[[ Data for this exercise open ]]

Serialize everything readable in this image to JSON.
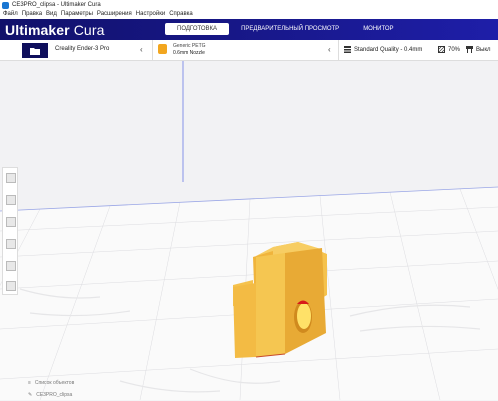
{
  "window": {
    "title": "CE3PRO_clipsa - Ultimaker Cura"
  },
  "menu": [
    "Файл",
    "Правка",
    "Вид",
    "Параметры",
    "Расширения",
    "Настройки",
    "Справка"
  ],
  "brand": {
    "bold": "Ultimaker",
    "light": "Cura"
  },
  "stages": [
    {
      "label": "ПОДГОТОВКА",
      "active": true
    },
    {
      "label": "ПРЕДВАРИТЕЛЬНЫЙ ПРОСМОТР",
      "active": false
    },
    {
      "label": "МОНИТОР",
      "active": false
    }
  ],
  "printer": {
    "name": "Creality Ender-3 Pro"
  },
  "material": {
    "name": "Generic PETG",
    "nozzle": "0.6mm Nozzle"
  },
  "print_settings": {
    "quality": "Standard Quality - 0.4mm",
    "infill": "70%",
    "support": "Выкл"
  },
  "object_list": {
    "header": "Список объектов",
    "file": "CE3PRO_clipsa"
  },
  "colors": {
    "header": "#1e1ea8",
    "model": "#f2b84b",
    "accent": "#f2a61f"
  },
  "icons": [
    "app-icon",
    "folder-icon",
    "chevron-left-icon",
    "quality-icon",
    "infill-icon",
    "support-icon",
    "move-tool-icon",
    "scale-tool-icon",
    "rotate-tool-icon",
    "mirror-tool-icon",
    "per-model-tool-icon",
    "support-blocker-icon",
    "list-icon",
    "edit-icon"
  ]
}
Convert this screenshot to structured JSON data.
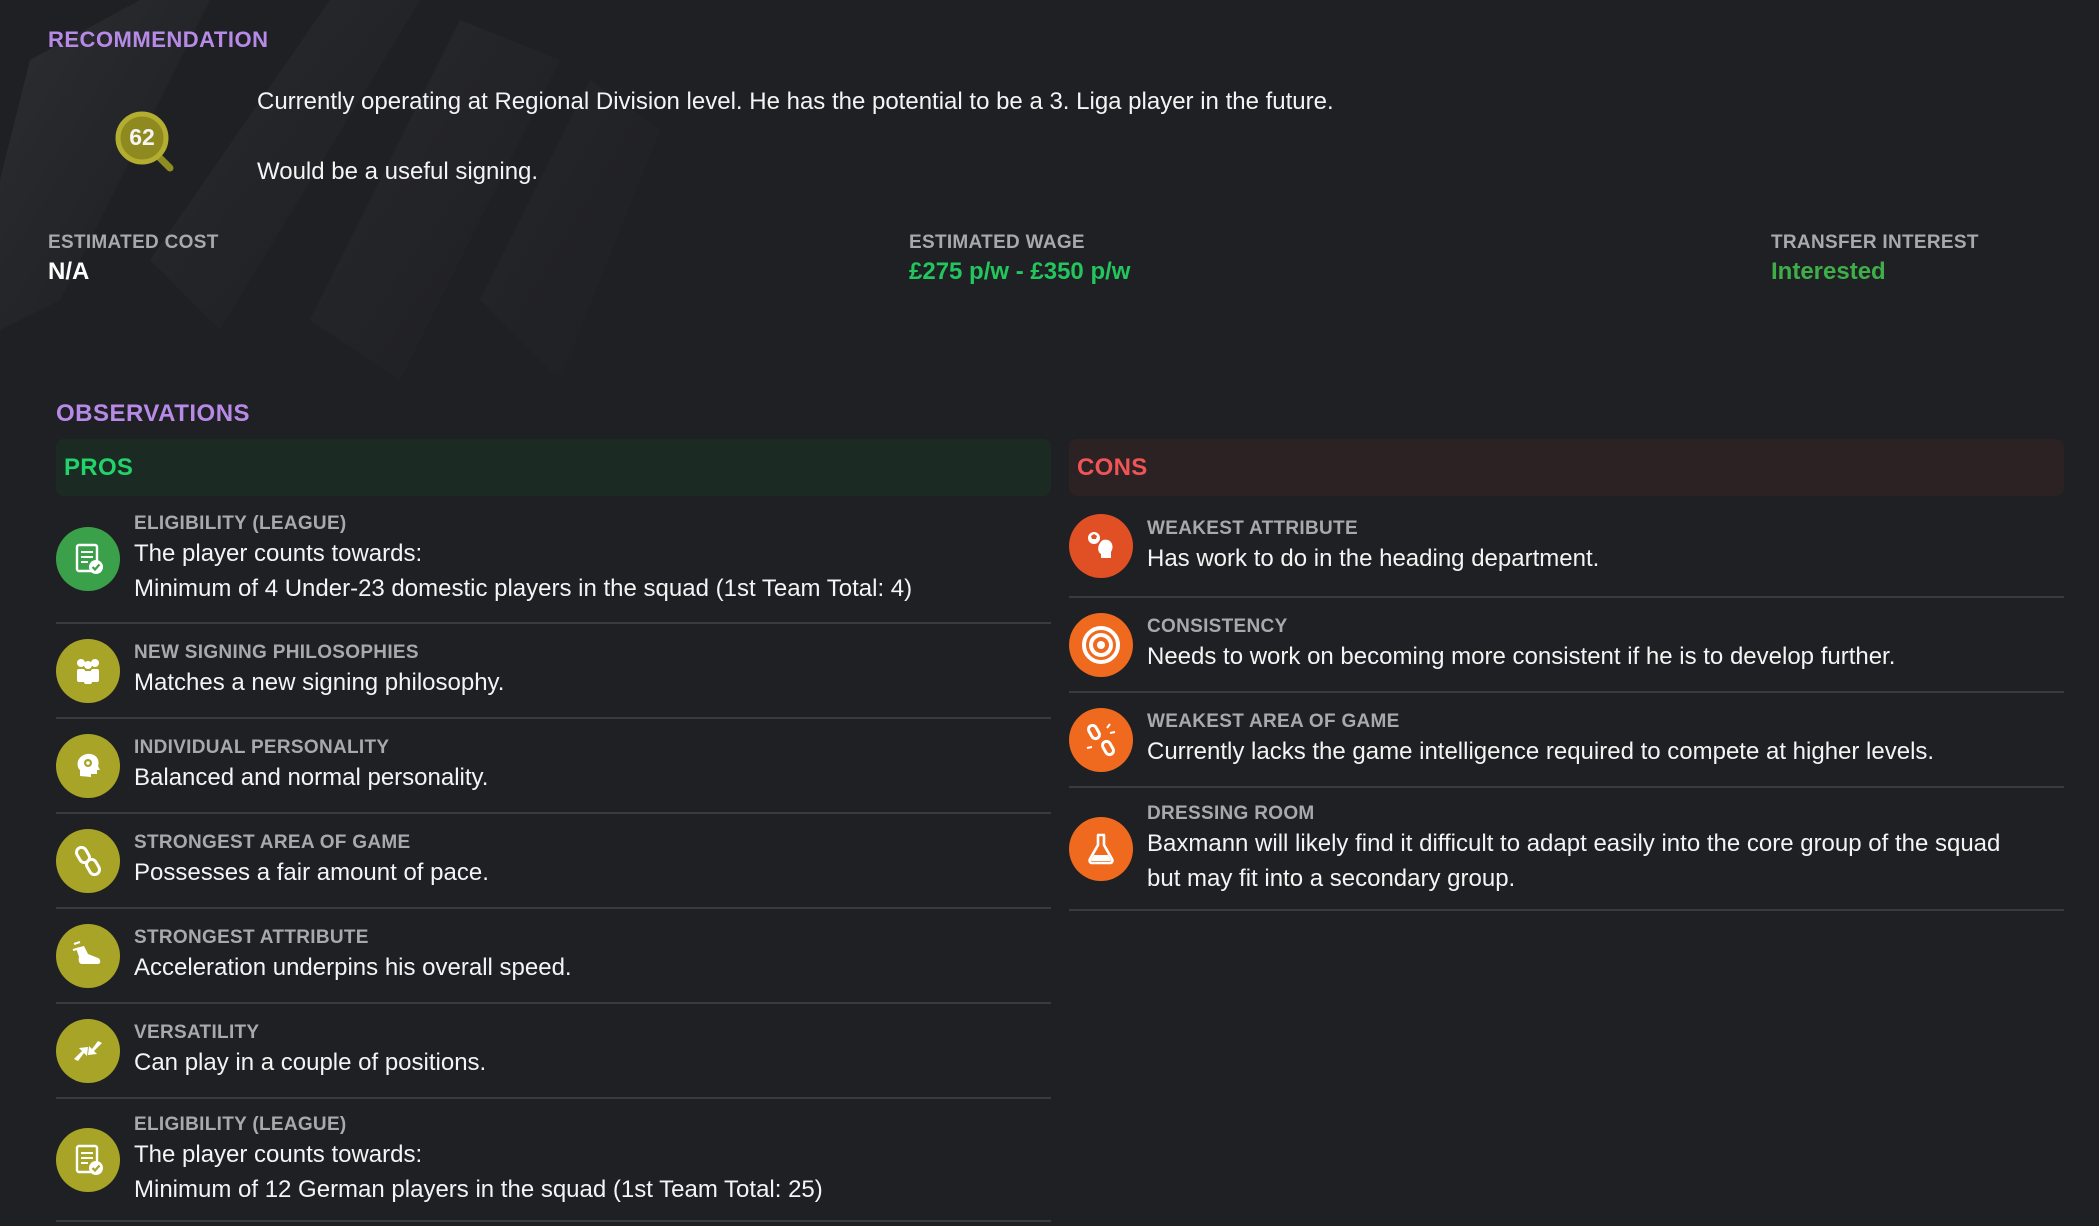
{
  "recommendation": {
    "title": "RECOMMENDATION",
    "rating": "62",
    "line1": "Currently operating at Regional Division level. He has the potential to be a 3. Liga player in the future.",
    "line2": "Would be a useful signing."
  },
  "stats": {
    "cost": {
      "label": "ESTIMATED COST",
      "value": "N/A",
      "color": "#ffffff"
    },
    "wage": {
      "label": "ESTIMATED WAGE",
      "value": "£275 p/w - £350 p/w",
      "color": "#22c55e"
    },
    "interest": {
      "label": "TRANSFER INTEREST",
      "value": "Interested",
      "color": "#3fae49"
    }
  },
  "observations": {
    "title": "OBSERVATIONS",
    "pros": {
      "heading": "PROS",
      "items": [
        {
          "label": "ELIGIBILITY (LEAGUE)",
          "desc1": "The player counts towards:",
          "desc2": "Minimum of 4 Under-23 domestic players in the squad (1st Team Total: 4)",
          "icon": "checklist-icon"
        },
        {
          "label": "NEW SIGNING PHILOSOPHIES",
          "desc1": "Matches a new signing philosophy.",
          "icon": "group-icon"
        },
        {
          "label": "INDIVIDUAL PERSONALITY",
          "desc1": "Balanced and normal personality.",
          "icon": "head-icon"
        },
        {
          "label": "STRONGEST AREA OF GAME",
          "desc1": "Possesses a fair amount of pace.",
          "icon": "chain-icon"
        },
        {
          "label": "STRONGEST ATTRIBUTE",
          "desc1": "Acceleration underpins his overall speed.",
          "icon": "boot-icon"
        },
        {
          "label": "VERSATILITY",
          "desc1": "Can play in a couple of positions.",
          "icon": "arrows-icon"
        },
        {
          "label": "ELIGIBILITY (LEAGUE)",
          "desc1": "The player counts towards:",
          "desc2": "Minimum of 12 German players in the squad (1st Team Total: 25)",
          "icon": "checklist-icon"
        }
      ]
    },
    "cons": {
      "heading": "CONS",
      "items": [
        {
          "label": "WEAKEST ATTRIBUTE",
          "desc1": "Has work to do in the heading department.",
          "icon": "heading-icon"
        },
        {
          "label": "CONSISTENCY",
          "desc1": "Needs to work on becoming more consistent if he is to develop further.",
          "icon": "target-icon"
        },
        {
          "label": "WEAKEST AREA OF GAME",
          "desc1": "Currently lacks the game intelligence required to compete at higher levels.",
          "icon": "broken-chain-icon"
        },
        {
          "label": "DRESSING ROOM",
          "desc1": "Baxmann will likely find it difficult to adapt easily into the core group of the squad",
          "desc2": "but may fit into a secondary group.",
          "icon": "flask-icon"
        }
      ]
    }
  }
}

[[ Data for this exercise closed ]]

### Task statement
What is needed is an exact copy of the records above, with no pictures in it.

### Solution
Serialize everything readable in this image to JSON.
{
  "window": {
    "title": "CE3PRO_clipsa - Ultimaker Cura"
  },
  "menu": [
    "Файл",
    "Правка",
    "Вид",
    "Параметры",
    "Расширения",
    "Настройки",
    "Справка"
  ],
  "brand": {
    "bold": "Ultimaker",
    "light": "Cura"
  },
  "stages": [
    {
      "label": "ПОДГОТОВКА",
      "active": true
    },
    {
      "label": "ПРЕДВАРИТЕЛЬНЫЙ ПРОСМОТР",
      "active": false
    },
    {
      "label": "МОНИТОР",
      "active": false
    }
  ],
  "printer": {
    "name": "Creality Ender-3 Pro"
  },
  "material": {
    "name": "Generic PETG",
    "nozzle": "0.6mm Nozzle"
  },
  "print_settings": {
    "quality": "Standard Quality - 0.4mm",
    "infill": "70%",
    "support": "Выкл"
  },
  "object_list": {
    "header": "Список объектов",
    "file": "CE3PRO_clipsa"
  },
  "colors": {
    "header": "#1e1ea8",
    "model": "#f2b84b",
    "accent": "#f2a61f"
  },
  "icons": [
    "app-icon",
    "folder-icon",
    "chevron-left-icon",
    "quality-icon",
    "infill-icon",
    "support-icon",
    "move-tool-icon",
    "scale-tool-icon",
    "rotate-tool-icon",
    "mirror-tool-icon",
    "per-model-tool-icon",
    "support-blocker-icon",
    "list-icon",
    "edit-icon"
  ]
}
Convert this screenshot to structured JSON data.
{
  "recommendation": {
    "title": "RECOMMENDATION",
    "rating": "62",
    "line1": "Currently operating at Regional Division level. He has the potential to be a 3. Liga player in the future.",
    "line2": "Would be a useful signing."
  },
  "stats": {
    "cost": {
      "label": "ESTIMATED COST",
      "value": "N/A",
      "color": "#ffffff"
    },
    "wage": {
      "label": "ESTIMATED WAGE",
      "value": "£275 p/w - £350 p/w",
      "color": "#22c55e"
    },
    "interest": {
      "label": "TRANSFER INTEREST",
      "value": "Interested",
      "color": "#3fae49"
    }
  },
  "observations": {
    "title": "OBSERVATIONS",
    "pros": {
      "heading": "PROS",
      "items": [
        {
          "label": "ELIGIBILITY (LEAGUE)",
          "desc1": "The player counts towards:",
          "desc2": "Minimum of 4 Under-23 domestic players in the squad (1st Team Total: 4)",
          "icon": "checklist-icon"
        },
        {
          "label": "NEW SIGNING PHILOSOPHIES",
          "desc1": "Matches a new signing philosophy.",
          "icon": "group-icon"
        },
        {
          "label": "INDIVIDUAL PERSONALITY",
          "desc1": "Balanced and normal personality.",
          "icon": "head-icon"
        },
        {
          "label": "STRONGEST AREA OF GAME",
          "desc1": "Possesses a fair amount of pace.",
          "icon": "chain-icon"
        },
        {
          "label": "STRONGEST ATTRIBUTE",
          "desc1": "Acceleration underpins his overall speed.",
          "icon": "boot-icon"
        },
        {
          "label": "VERSATILITY",
          "desc1": "Can play in a couple of positions.",
          "icon": "arrows-icon"
        },
        {
          "label": "ELIGIBILITY (LEAGUE)",
          "desc1": "The player counts towards:",
          "desc2": "Minimum of 12 German players in the squad (1st Team Total: 25)",
          "icon": "checklist-icon"
        }
      ]
    },
    "cons": {
      "heading": "CONS",
      "items": [
        {
          "label": "WEAKEST ATTRIBUTE",
          "desc1": "Has work to do in the heading department.",
          "icon": "heading-icon"
        },
        {
          "label": "CONSISTENCY",
          "desc1": "Needs to work on becoming more consistent if he is to develop further.",
          "icon": "target-icon"
        },
        {
          "label": "WEAKEST AREA OF GAME",
          "desc1": "Currently lacks the game intelligence required to compete at higher levels.",
          "icon": "broken-chain-icon"
        },
        {
          "label": "DRESSING ROOM",
          "desc1": "Baxmann will likely find it difficult to adapt easily into the core group of the squad",
          "desc2": "but may fit into a secondary group.",
          "icon": "flask-icon"
        }
      ]
    }
  }
}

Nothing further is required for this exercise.